Traces of a green chromian tourmaline occur in calcareous rocks in contact with serpentinite near Alpurai, Swat, West Pakistan. The petrography of the rocks and the optical properties of the tourmaline are presented along with its chemistry (it contains over 8 % Cr2O3 and about 0·2 % V2O3). The mineral is compared with other chromian tourmalines and its paragenesis discussed: it is thought to have been produced by silica-rich hydrothermal (or gaseous) solutions, which have crystallized as thin quartz veins in the calcareous rocks, introducing boron and other constituents.

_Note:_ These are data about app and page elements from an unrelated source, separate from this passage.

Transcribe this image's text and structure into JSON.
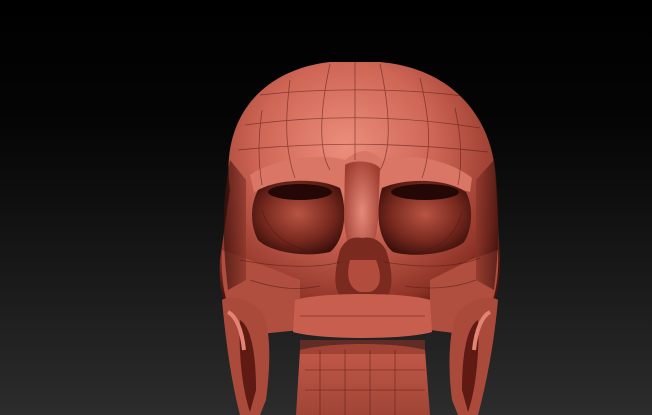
{
  "viewport": {
    "content": "3d-mesh",
    "subject": "skull-head",
    "background_top": "#000000",
    "background_bottom": "#2c2c2c",
    "mesh_base_color": "#c45a4a",
    "mesh_highlight_color": "#ec8e7c",
    "mesh_shadow_color": "#3a0f0b",
    "wire_color": "#4a1510",
    "grid_visible": true
  }
}
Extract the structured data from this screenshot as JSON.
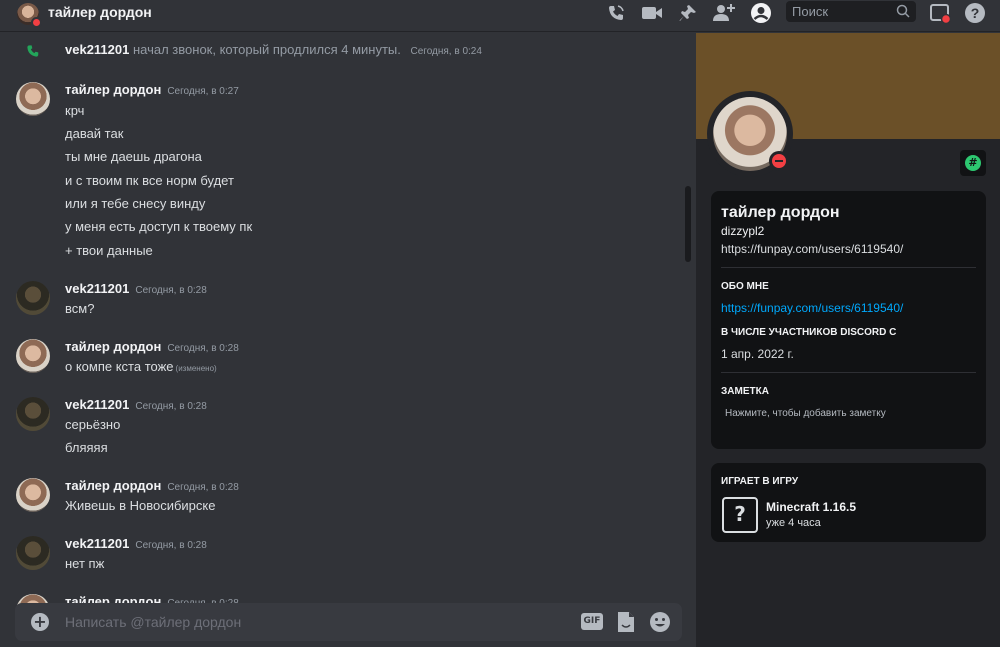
{
  "header": {
    "title": "тайлер дордон",
    "search_placeholder": "Поиск"
  },
  "call": {
    "user": "vek211201",
    "text": "начал звонок, который продлился 4 минуты.",
    "timestamp": "Сегодня, в 0:24"
  },
  "messages": [
    {
      "author": "тайлер дордон",
      "timestamp": "Сегодня, в 0:27",
      "lines": [
        "крч",
        "давай так",
        "ты мне даешь драгона",
        "и с твоим пк все  норм будет",
        "или я тебе снесу винду",
        "у меня есть доступ к твоему пк",
        "+ твои данные"
      ]
    },
    {
      "author": "vek211201",
      "timestamp": "Сегодня, в 0:28",
      "lines": [
        "всм?"
      ]
    },
    {
      "author": "тайлер дордон",
      "timestamp": "Сегодня, в 0:28",
      "lines": [
        "о компе кста тоже"
      ],
      "edited": "(изменено)"
    },
    {
      "author": "vek211201",
      "timestamp": "Сегодня, в 0:28",
      "lines": [
        "серьёзно",
        "бляяяя"
      ]
    },
    {
      "author": "тайлер дордон",
      "timestamp": "Сегодня, в 0:28",
      "lines": [
        "Живешь в  Новосибирске"
      ]
    },
    {
      "author": "vek211201",
      "timestamp": "Сегодня, в 0:28",
      "lines": [
        "нет пж"
      ]
    },
    {
      "author": "тайлер дордон",
      "timestamp": "Сегодня, в 0:28",
      "lines": []
    }
  ],
  "composer": {
    "placeholder": "Написать @тайлер дордон",
    "gif_label": "GIF"
  },
  "profile": {
    "display_name": "тайлер дордон",
    "username": "dizzypl2",
    "pronouns": "https://funpay.com/users/6119540/",
    "about_header": "ОБО МНЕ",
    "about_link": "https://funpay.com/users/6119540/",
    "member_header": "В ЧИСЛЕ УЧАСТНИКОВ DISCORD С",
    "member_since": "1 апр. 2022 г.",
    "note_header": "ЗАМЕТКА",
    "note_placeholder": "Нажмите, чтобы добавить заметку",
    "playing_header": "ИГРАЕТ В ИГРУ",
    "game_name": "Minecraft 1.16.5",
    "game_time": "уже 4 часа",
    "banner_color": "#6b5028",
    "status": "dnd"
  },
  "colors": {
    "accent_link": "#00a8fc",
    "dnd": "#f23f43",
    "online_badge": "#2dc770"
  }
}
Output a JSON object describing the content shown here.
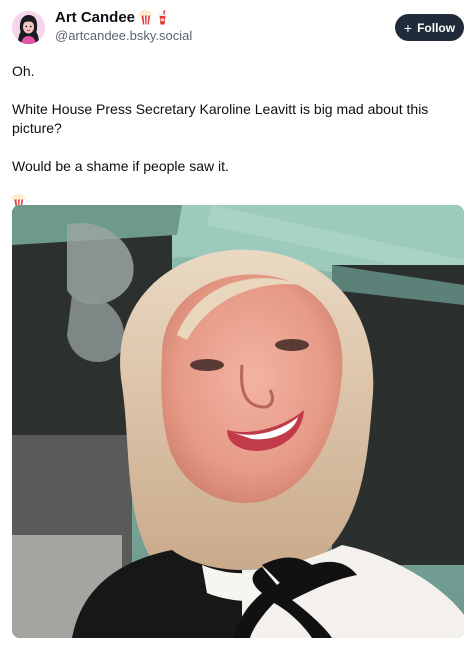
{
  "author": {
    "display_name": "Art Candee",
    "handle": "@artcandee.bsky.social",
    "name_emojis": [
      "popcorn-icon",
      "drink-icon"
    ]
  },
  "follow_button": {
    "label": "Follow",
    "icon": "plus-icon"
  },
  "post": {
    "paragraphs": [
      "Oh.",
      "White House Press Secretary Karoline Leavitt is big mad about this picture?",
      "Would be a shame if people saw it."
    ],
    "trailing_emoji": "popcorn-icon"
  },
  "media": {
    "type": "photo"
  },
  "colors": {
    "follow_button_bg": "#1f2a3a",
    "handle_text": "#5b6673",
    "text": "#0b0f14"
  }
}
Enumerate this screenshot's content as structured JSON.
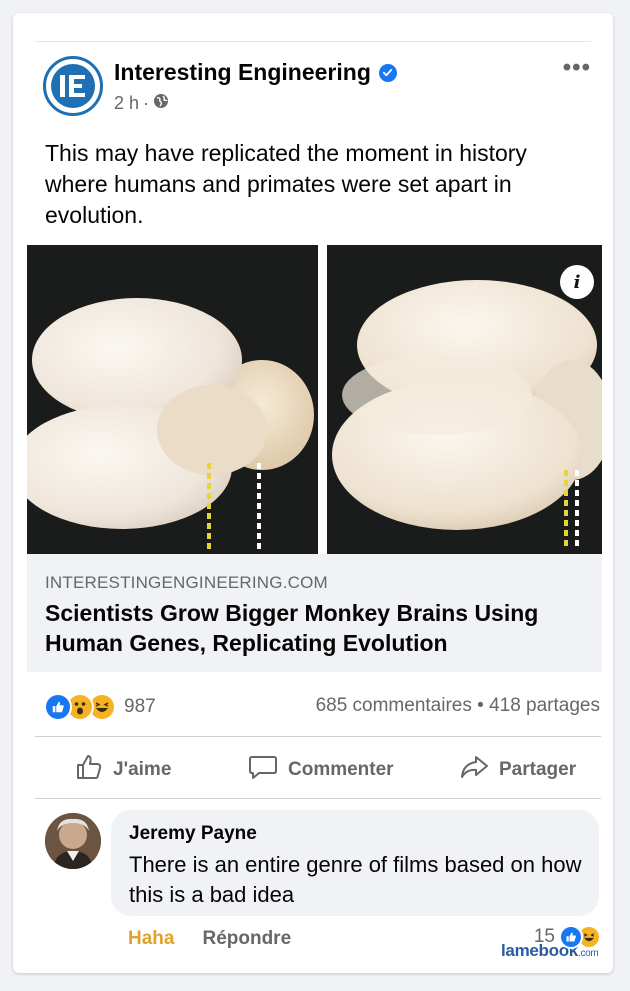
{
  "post": {
    "page_name": "Interesting Engineering",
    "time": "2 h",
    "separator": "·",
    "icons": {
      "logo": "IE-logo-icon",
      "verified": "verified-check-icon",
      "audience": "globe-icon",
      "more": "ellipsis-icon"
    },
    "more_label": "•••",
    "text": "This may have replicated the moment in history where humans and primates were set apart in evolution.",
    "info_label": "i"
  },
  "link": {
    "domain": "INTERESTINGENGINEERING.COM",
    "title": "Scientists Grow Bigger Monkey Brains Using Human Genes, Replicating Evolution"
  },
  "engagement": {
    "reaction_icons": [
      "like-icon",
      "wow-icon",
      "haha-icon"
    ],
    "reaction_count": "987",
    "stats": "685 commentaires • 418 partages"
  },
  "actions": {
    "like": "J'aime",
    "comment": "Commenter",
    "share": "Partager"
  },
  "comment": {
    "author": "Jeremy Payne",
    "text": "There is an entire genre of films based on how this is a bad idea",
    "reaction_link": "Haha",
    "reply_link": "Répondre",
    "reaction_count": "15",
    "reaction_icons": [
      "like-icon",
      "haha-icon"
    ]
  },
  "watermark": {
    "brand": "lamebook",
    "suffix": ".com"
  },
  "colors": {
    "accent": "#1877f2",
    "haha": "#e0a22b",
    "secondary_text": "#65676b",
    "logo_blue": "#1e6fb3"
  }
}
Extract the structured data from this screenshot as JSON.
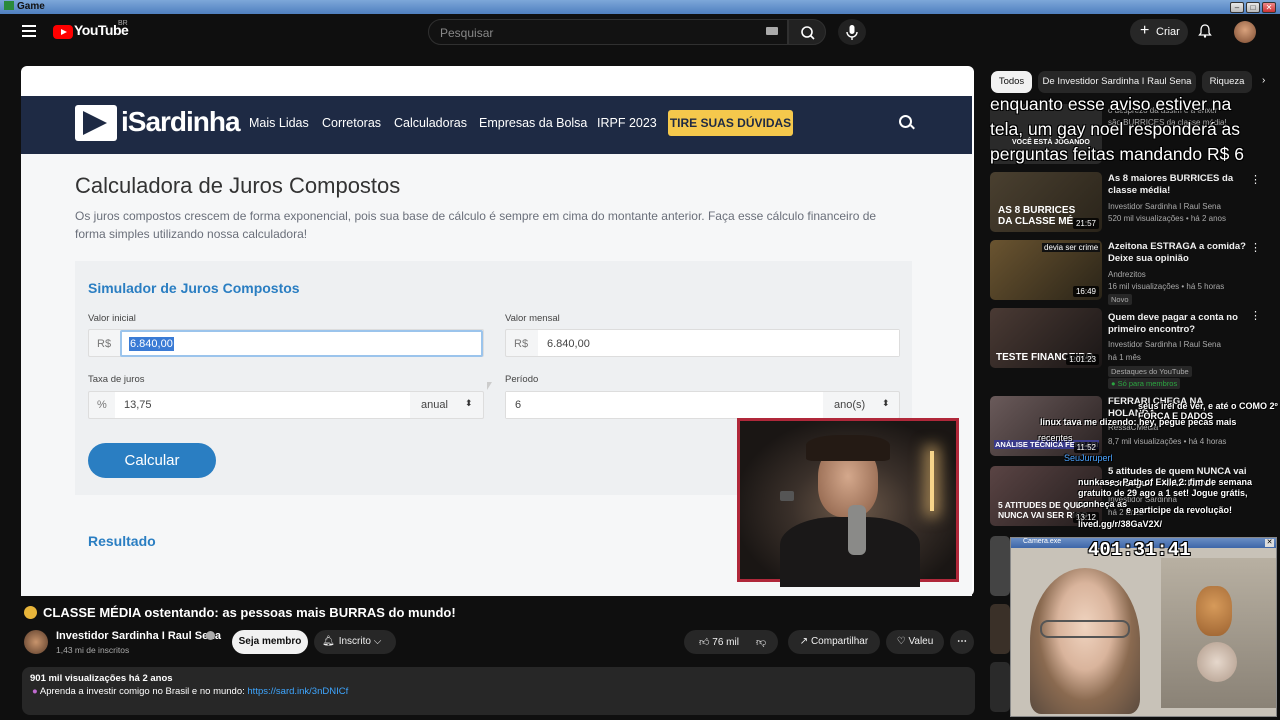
{
  "window": {
    "title": "Game",
    "btn_min": "–",
    "btn_max": "□",
    "btn_close": "✕"
  },
  "youtube": {
    "logo_text": "YouTube",
    "region": "BR",
    "search_placeholder": "Pesquisar",
    "create_label": "Criar"
  },
  "site": {
    "logo": "iSardinha",
    "nav": [
      "Mais Lidas",
      "Corretoras",
      "Calculadoras",
      "Empresas da Bolsa",
      "IRPF 2023"
    ],
    "cta": "TIRE SUAS DÚVIDAS",
    "page_title": "Calculadora de Juros Compostos",
    "lead": "Os juros compostos crescem de forma exponencial, pois sua base de cálculo é sempre em cima do montante anterior. Faça esse cálculo financeiro de forma simples utilizando nossa calculadora!",
    "simulator_title": "Simulador de Juros Compostos",
    "valor_inicial_label": "Valor inicial",
    "valor_inicial_prefix": "R$",
    "valor_inicial_value": "6.840,00",
    "valor_mensal_label": "Valor mensal",
    "valor_mensal_prefix": "R$",
    "valor_mensal_value": "6.840,00",
    "taxa_label": "Taxa de juros",
    "taxa_prefix": "%",
    "taxa_value": "13,75",
    "taxa_period": "anual",
    "periodo_label": "Período",
    "periodo_value": "6",
    "periodo_unit": "ano(s)",
    "calc_button": "Calcular",
    "result_title": "Resultado"
  },
  "video": {
    "title": "CLASSE MÉDIA ostentando: as pessoas mais BURRAS do mundo!",
    "channel": "Investidor Sardinha I Raul Sena",
    "subscribers": "1,43 mi de inscritos",
    "join": "Seja membro",
    "subscribed": "Inscrito",
    "likes": "76 mil",
    "share": "Compartilhar",
    "thanks": "Valeu",
    "views_date": "901 mil visualizações  há 2 anos",
    "desc_text": "Aprenda a investir comigo no Brasil e no mundo: ",
    "desc_link": "https://sard.ink/3nDNICf"
  },
  "chips": [
    "Todos",
    "De Investidor Sardinha I Raul Sena",
    "Riqueza"
  ],
  "overlay_text": [
    "enquanto esse aviso estiver na",
    "tela, um gay noel responderá as",
    "perguntas feitas mandando R$ 6"
  ],
  "overlay_behind": [
    "o desprezo da assim é a enxer",
    "são BURRICES da classe média!",
    "VOCÊ ESTÁ JOGANDO"
  ],
  "recommendations": [
    {
      "title": "As 8 maiores BURRICES da classe média!",
      "channel": "Investidor Sardinha I Raul Sena",
      "meta": "520 mil visualizações • há 2 anos",
      "duration": "21:57",
      "thumb_text": "AS 8 BURRICES DA CLASSE MÉ",
      "thumb_color": "#3a3424"
    },
    {
      "title": "Azeitona ESTRAGA a comida? Deixe sua opinião",
      "channel": "Andrezitos",
      "meta": "16 mil visualizações • há 5 horas",
      "badge": "Novo",
      "duration": "16:49",
      "thumb_text": "devia ser crime",
      "thumb_color": "#5a4a2a"
    },
    {
      "title": "Quem deve pagar a conta no primeiro encontro?",
      "channel": "Investidor Sardinha I Raul Sena",
      "meta": "há 1 mês",
      "badge": "Destaques do YouTube",
      "members": "Só para membros",
      "duration": "1:01:23",
      "thumb_text": "TESTE FINANCEIRO",
      "thumb_color": "#2e2a2a"
    },
    {
      "title": "FERRARI CHEGA NA HOLANDA",
      "channel": "RessaCMedia",
      "meta": "8,7 mil visualizações • há 4 horas",
      "duration": "11:52",
      "thumb_text": "ANÁLISE TÉCNICA FERRARI",
      "thumb_color": "#4a3a3a"
    },
    {
      "title": "5 atitudes de quem NUNCA vai conseguir FICAR RICO!",
      "channel": "Investidor Sardinha",
      "meta": "há 2 anos",
      "duration": "13:12",
      "thumb_text": "5 ATITUDES DE QUEM NUNCA VAI SER RICO",
      "thumb_color": "#3a3232"
    }
  ],
  "chat": [
    "seus irei de ver, e até o COMO 2º FORÇA E DADOS",
    "linux tava me dizendo:   hey, pegue pecas mais",
    "recentes",
    "SeuJuruperl",
    "nunkase : Path of Exile 2: fim de semana gratuito de 29 ago a 1 set! Jogue grátis, conheça as",
    "lived.gg/r/38GaV2X/",
    "e participe da revolução!"
  ],
  "webcam": {
    "title": "Camera.exe",
    "timer": "401:31:41"
  }
}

Mereheadite, ideally Pb2O(OH)Cl, is a new mineral related to litharge and which is structurally similar to synthetic bismuth-oxyhalides. With other lead- and lead-copper oxychlorides, it occupies lenses and cavities in veins of manganese and iron oxide minerals which cut through a sequence of dolomitic limestones at Merehead quarry, Cranmore, Somerset (51°12′N, 2°26′W) Mereheadite is pale yellow to reddish-orange, transparent to translucent and has a white streak and a vitreous or resinous lustre. It is not fluorescent. Individual grains, up to a few mm across, cluster together in compact masses of 10–30 mm in size, but discrete crystals have not been observed. Specular reflectance data on randomly orientated grains from 400 to 700 nm are provided, and refractive indices calculated from these at 590 nm range from 2.19 to 2.28. H = 3.5, VHN100 = 171, D(meas) = 7.12(10) g/cm3, Dcalc = 7.31 g/cm3. The mineral is brittle with an uneven, conchoidal to hackly fracture and has a perfect (001) cleavage which is parallel to the sheets of PbO and Cl. It is intimately associated with mendipite, blixite, cerussite, hydrocerussite and calcite in lenses and pods in the veins. Other minerals which occupy cavities in these veins include chloroxiphite, paralaurionite, parkinsonite and the borosilicate datolite. Mereheadite is monoclinic, space group C2/c, and its cell parameters, refined from powder X-ray diffraction are: a = 5.680(2), b = 5.565(3), c = 13.143(9) Å, β=90.64(4)°, V = 415.4 (8) Å3, Z = 4. The ten strongest reflections in the X-ray powder diffraction pattern are [d in Å, (I, hkl)]: 2.930(10,113), 3.785(5,111, –111), 2.825(4,200), 6.581(4,002), 2.182(4,115), 2.780(4,020), 3.267(4,004), 1.980(3,–220), 1.695(3,224,132,117), 1.716(3,026). Its empirical formula is Pb8O4.19(BO3)0.51 (CO3)0.62(OH)0.76Cl4.09. Although it is very similar chemically to blixite, it has notably different cell parameters. There is some uncertainty about the essential nature of boron and carbon in natural mereheadite. This stems from the impossibility of ensuring the purity of samples for wet-chemical analysis, and from the predominance of lead in the structure of the mineral which has meant that the location of boron and carbon within the mereheadite structure is unresolved, 11B MAS NMR does show, however, that boron is present as BO3 groups. The structure consists of alternating PbO sheets and layers of chlorine atoms. Each lead atom is coordinated to four chlorines and four O/OH in a square antiprism configuration. As such, it is structurally-related to nadorite, thorikosite and schwartzembergite. Comparisons with structurally analogous phases such as bismuth oxychlorides and bismutite (Bi2O2CO3) suggest that the BO3 and CO3 groups are likely to replace chlorine in the layer between PbO sheets. The composition of natural mereheadite is defined by three end-members: the mereheadite end-member Pb2O(OH)Cl, and two fictive end-members Pb2(OH)2CO3 and Pb4O(OH)3BO3.